Out there - East Anglia

James Buchan rates the politicians of Norfolk

National preoccupations, like visitors to Norfolk, have trouble getting up the A11. Even if they make it up to Norwich, they will have despaired by Asda on the ring road, and turned back for home.

Since the last general election in 2001, prosperity and foot-and-mouth have cut deeply into the county's old agricultural character, and traditional market towns like Aylsham have been turned overnight into dormitories of Norwich.

Yarmouth is - as ever - on the threshold of a "new dawn", transport is bad, schools worse, and the beautiful new PFI Norfolk and Norwich Hospital the therapeutic equivalent of the M25.

Farmers are unpopular and hunting is not an issue, except in the west. Xenophobia is strong and inaccurate.
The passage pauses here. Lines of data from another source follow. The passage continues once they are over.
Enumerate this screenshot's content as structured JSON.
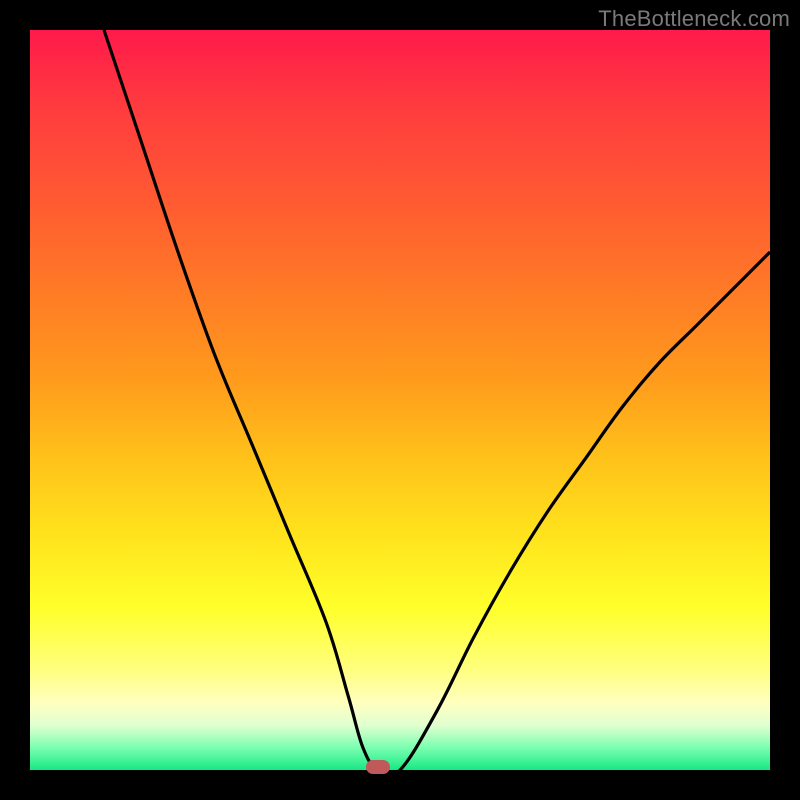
{
  "watermark": "TheBottleneck.com",
  "chart_data": {
    "type": "line",
    "title": "",
    "xlabel": "",
    "ylabel": "",
    "xlim": [
      0,
      100
    ],
    "ylim": [
      0,
      100
    ],
    "grid": false,
    "legend": false,
    "gradient_stops": [
      {
        "pos": 0,
        "color": "#ff1a4b"
      },
      {
        "pos": 10,
        "color": "#ff3a3f"
      },
      {
        "pos": 23,
        "color": "#ff5a32"
      },
      {
        "pos": 35,
        "color": "#ff7a26"
      },
      {
        "pos": 47,
        "color": "#ff9a1c"
      },
      {
        "pos": 58,
        "color": "#ffc21a"
      },
      {
        "pos": 68,
        "color": "#ffe21c"
      },
      {
        "pos": 78,
        "color": "#ffff2a"
      },
      {
        "pos": 86,
        "color": "#ffff7a"
      },
      {
        "pos": 91,
        "color": "#ffffc0"
      },
      {
        "pos": 94,
        "color": "#e0ffd0"
      },
      {
        "pos": 97,
        "color": "#7affb0"
      },
      {
        "pos": 100,
        "color": "#18e884"
      }
    ],
    "series": [
      {
        "name": "bottleneck-curve",
        "color": "#000000",
        "x": [
          10,
          15,
          20,
          25,
          30,
          35,
          40,
          43,
          45,
          47,
          50,
          55,
          60,
          65,
          70,
          75,
          80,
          85,
          90,
          95,
          100
        ],
        "y": [
          100,
          85,
          70,
          56,
          44,
          32,
          20,
          10,
          3,
          0,
          0,
          8,
          18,
          27,
          35,
          42,
          49,
          55,
          60,
          65,
          70
        ]
      }
    ],
    "marker": {
      "x": 47,
      "y": 0,
      "color": "#c05a5a"
    }
  }
}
My beloved Arabic teacher, who is Tunisian, is called a "smelly Paki" by her pupils at Yarmouth High. National politicians are a liability. In Norwich North, Dr Ian Gibson, the leftish MP, cut Tony Blair out of his campaign leaflets, only to have Hilary Benn on a visit tell schoolchildren at Hewett School that outsourcing jobs to India was great. You could hear the groan all over town, and the delight in Surrey Street, headquarters of Norwich Union.

Across Norwich, the Lib Dems are hoping to rattle Charles Clarke's peace of mind, but are unlikely to do much to dent his majority (8,816). Norfolk politicians have a pathological "motorway envy" (we don't have one) so the Greens may pick up a few votes.
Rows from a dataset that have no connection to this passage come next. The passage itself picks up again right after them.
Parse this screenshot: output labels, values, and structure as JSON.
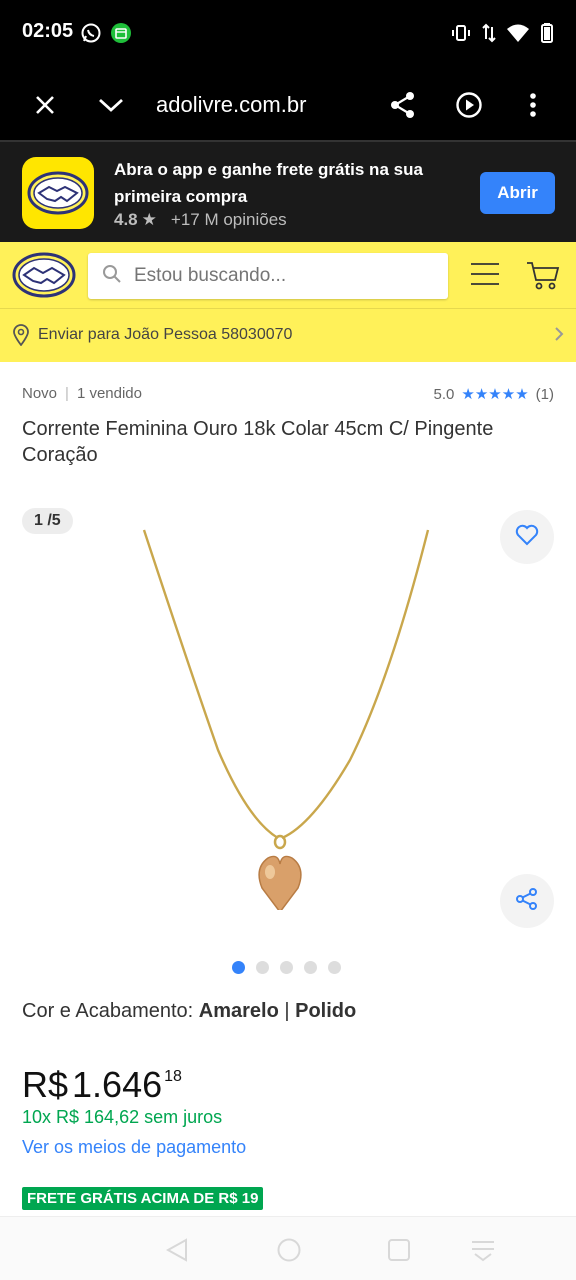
{
  "status_bar": {
    "time": "02:05",
    "icons": [
      "whatsapp-icon",
      "notification-app-icon",
      "vibrate-icon",
      "data-icon",
      "wifi-icon",
      "battery-icon"
    ]
  },
  "browser": {
    "url": "adolivre.com.br",
    "icons": [
      "close-icon",
      "chevron-down-icon",
      "share-icon",
      "play-icon",
      "more-vert-icon"
    ]
  },
  "app_banner": {
    "title": "Abra o app e ganhe frete grátis na sua primeira compra",
    "rating": "4.8",
    "reviews": "+17 M opiniões",
    "open_label": "Abrir"
  },
  "header": {
    "search_placeholder": "Estou buscando..."
  },
  "shipping": {
    "text": "Enviar para João Pessoa 58030070"
  },
  "product": {
    "condition": "Novo",
    "sold": "1 vendido",
    "rating_value": "5.0",
    "rating_stars": 5,
    "rating_count": "(1)",
    "title": "Corrente Feminina Ouro 18k Colar 45cm C/ Pingente Coração",
    "image_counter": "1 /5",
    "image_total": 5,
    "image_index": 1,
    "variant_label": "Cor e Acabamento: ",
    "variant_color": "Amarelo",
    "variant_sep": " | ",
    "variant_finish": "Polido",
    "price_currency": "R$",
    "price_amount": "1.646",
    "price_cents": "18",
    "installments": "10x R$ 164,62 sem juros",
    "payment_link": "Ver os meios de pagamento",
    "free_shipping_tag": "FRETE GRÁTIS ACIMA DE R$ 19"
  },
  "colors": {
    "ml_yellow": "#fff159",
    "ml_blue": "#3483fa",
    "ml_green": "#00a650"
  }
}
Henry Bellingham is probably safe on his 3,485 majority for the Tories in North-West Norfolk. In South-West Norfolk, Christopher Fraser, the new Conservative candidate, has been reluctant to show up at public meetings, and rubbed the Eastern Daily Press up the wrong way. Still, Gillian Shephard has left him a 9,000 majority.

The pick of the battles is in North Norfolk, where the Liberal Democrat Norman Lamb has to defend a majority of just 483. He has been a terrific constituency MP, but Iain Dale, who is both Tory and gay, has some of the hunger that won the seat for Lamb last time, at the third attempt.
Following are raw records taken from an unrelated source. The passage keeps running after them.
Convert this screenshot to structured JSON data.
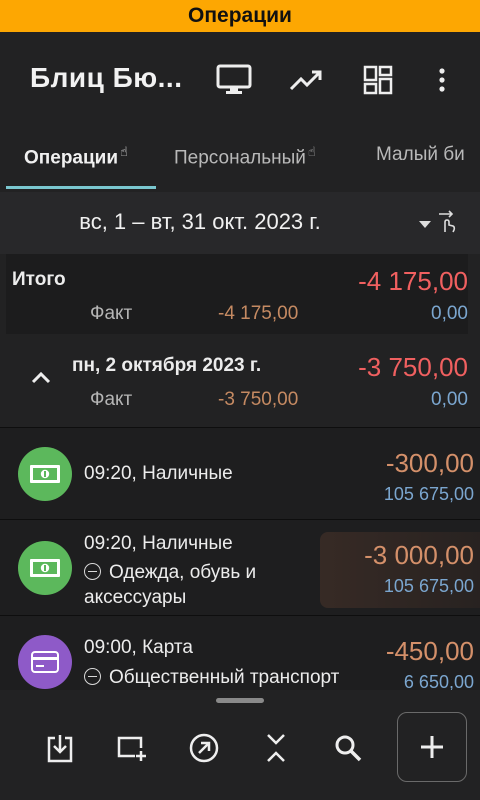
{
  "banner": "Операции",
  "app": {
    "title": "Блиц Бю...",
    "icons": [
      "monitor-icon",
      "trending-up-icon",
      "dashboard-grid-icon",
      "more-vertical-icon"
    ]
  },
  "tabs": [
    {
      "label": "Операции",
      "active": true
    },
    {
      "label": "Персональный",
      "active": false
    },
    {
      "label": "Малый би",
      "active": false
    }
  ],
  "period": {
    "text": "вс, 1 – вт, 31 окт. 2023 г.",
    "icons": [
      "dropdown-arrow-icon",
      "swipe-hand-icon"
    ]
  },
  "total": {
    "label": "Итого",
    "amount": "-4 175,00",
    "fact_label": "Факт",
    "fact_value": "-4 175,00",
    "plan_value": "0,00"
  },
  "day": {
    "label": "пн, 2 октября 2023 г.",
    "amount": "-3 750,00",
    "fact_label": "Факт",
    "fact_value": "-3 750,00",
    "plan_value": "0,00"
  },
  "transactions": [
    {
      "line1": "09:20, Наличные",
      "line2": "",
      "line3": "",
      "amount": "-300,00",
      "balance": "105 675,00",
      "icon": "cash-icon",
      "color": "#5cb85c"
    },
    {
      "line1": "09:20, Наличные",
      "line2": "Одежда, обувь и",
      "line3": "аксессуары",
      "amount": "-3 000,00",
      "balance": "105 675,00",
      "icon": "cash-icon",
      "color": "#5cb85c"
    },
    {
      "line1": "09:00, Карта",
      "line2": "Общественный транспорт",
      "line3": "",
      "amount": "-450,00",
      "balance": "6 650,00",
      "icon": "credit-card-icon",
      "color": "#8e5ac8"
    }
  ],
  "bottom_icons": [
    "import-icon",
    "add-window-icon",
    "open-arrow-icon",
    "collapse-icon",
    "search-icon",
    "add-icon"
  ],
  "colors": {
    "banner": "#fda702",
    "negative": "#f06060",
    "fact": "#c58a62",
    "plan": "#7ba6cf",
    "tab_indicator": "#7ac7cf"
  }
}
In the preliminary mud-slinging, Dale has more than held his own. Meanwhile, for the surly and pampered retirees of Sheringham and Weybourne, the Lib Dems do well on council tax and stopping houses falling into the sea, though the Tories are picking up on pensions. (There are no immigrants.) Everything depends on the UK Independence Party. It polled about 6,900 in the Euro elections. Even if Ukip captures only unreconstructed toffs and blimps, it could hurt Dale.

In Great Yarmouth, the only red seat outside Norwich, the Liberal Democrat challenger has shown an admirable sense of proportion. He spent the first week of the campaign on holiday in Spain. He told the local BBC that it was the week of his timeshare.

Now that's a slogan for our times: A Spanish timeshare in every pot!

James Buchan has a small farm in North Norfolk